The problem I often find is that there are so many ideas, so many discussion points and so many questions that your one hour slot is barely enough to get through the first demo. So how can we address this?

  • Nominate a single person to make note of the suggestions, by making sure everything is written down no idea is wasted and they can be prioritised and scheduled with your Product Owner
  • Consider recording videos instead of live demos, the live demo is a bane of any presenter. By asking your devs to record videos in advance the demos are foolproof, there are no unexpected technical problems and you know exactly how long each video will last!
  • Save questions and feedback until the end of each presenter. We are geeks, not public speakers, give your developers a chance by letting them get to the end before bombarding them with suggestions on how to improve the task they’ve been slaving over all week!

Sprint Retrospective

A fundamental part of the Agile Manifesto is that teams should look at what went well, what they’re struggling with and adapt their processes to improve. Often this is done in a retrospective meeting.

When I first started doing retrospectives we followed a well known pattern

  • What went well?
  • What didn’t go well?
  • What should we start?
  • What should we stop?

We worked our way around the table and everyone was expected to come up with a suggestion for each list. I found these meetings rather unfulfilling, I often felt they descended into a rant about process, other teams, technology or whatever else was irking the group at the time. While I’ve no doubt that it was good therapy I didn’t feel like the hour achieved much.

Instead I’d suggest planning each meeting with a specific topic

  • How can we ensure that high priority support requests are picked up mid sprint?
  • Should we use Web API or WCF for our new API?
  • How can we get clear acceptance criteria for our upcoming bespoke development?
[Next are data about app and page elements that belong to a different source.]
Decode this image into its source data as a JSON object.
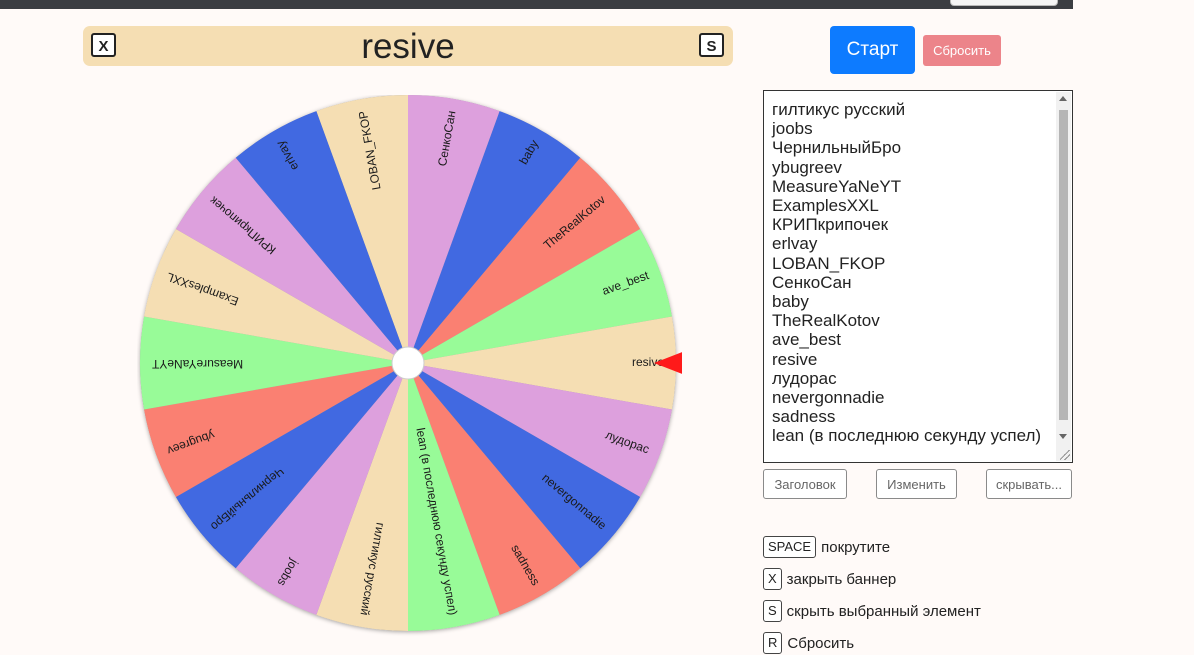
{
  "app": {
    "selected": "resive",
    "close_key": "X",
    "hide_key": "S"
  },
  "controls": {
    "start_label": "Старт",
    "reset_label": "Сбросить",
    "accent": "#0d7bff",
    "reset_color": "#ec848a"
  },
  "wheel": {
    "colors": [
      "#f5deb3",
      "#dda0dd",
      "#4169e1",
      "#fa8072",
      "#98fb98"
    ],
    "segments": [
      "LOBAN_FKOP",
      "СенкоСан",
      "baby",
      "TheRealKotov",
      "ave_best",
      "resive",
      "лудорас",
      "nevergonnadie",
      "sadness",
      "lean (в последнюю секунду успел)",
      "гилтикус русский",
      "joobs",
      "ЧернильныйБро",
      "ybugreev",
      "MeasureYaNeYT",
      "ExamplesXXL",
      "КРИПкрипочек",
      "erlvay"
    ],
    "pointer_color": "#ff1a1a"
  },
  "list": {
    "items": [
      "гилтикус русский",
      "joobs",
      "ЧернильныйБро",
      "ybugreev",
      "MeasureYaNeYT",
      "ExamplesXXL",
      "КРИПкрипочек",
      "erlvay",
      "LOBAN_FKOP",
      "СенкоСан",
      "baby",
      "TheRealKotov",
      "ave_best",
      "resive",
      "лудорас",
      "nevergonnadie",
      "sadness",
      "lean (в последнюю секунду успел)"
    ]
  },
  "buttons": {
    "title_label": "Заголовок",
    "edit_label": "Изменить",
    "hide_label": "скрывать..."
  },
  "hints": [
    {
      "key": "SPACE",
      "text": "покрутите"
    },
    {
      "key": "X",
      "text": "закрыть баннер"
    },
    {
      "key": "S",
      "text": "скрыть выбранный элемент"
    },
    {
      "key": "R",
      "text": "Сбросить"
    }
  ]
}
By stating what you hope to achieve from the retrospective in advance you stand a much higher chance of success! Ask your team for items they want to discuss, email around your proposed meeting topic with plenty of notice and ask your devs to bring their own ideas to the meeting.
Hopefully I’ve given a few helpful suggestions for you to consider. I don’t claim to be an Agile expert and I’m still struggling to follow lots of my own advice but every sprint we learn a little more… Isn’t that the point after all!?